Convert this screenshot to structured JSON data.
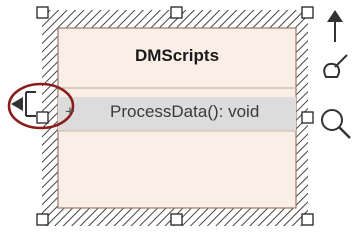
{
  "class_element": {
    "name": "DMScripts",
    "operation": {
      "visibility": "+",
      "signature": "ProcessData(): void"
    }
  },
  "toolbar": {
    "items": [
      {
        "icon": "arrow-up-icon"
      },
      {
        "icon": "brush-icon"
      },
      {
        "icon": "magnifier-icon"
      }
    ]
  },
  "left_connector": {
    "icon": "link-arrow-left-icon",
    "highlighted": true
  },
  "colors": {
    "element_fill": "#fbeee6",
    "element_border": "#9a7a6a",
    "selected_row": "#dcdcdc",
    "hatch": "#444444",
    "highlight_ring": "#8b1c1c"
  }
}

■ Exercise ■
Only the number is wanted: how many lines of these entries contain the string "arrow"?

■ Answer for the task ■
2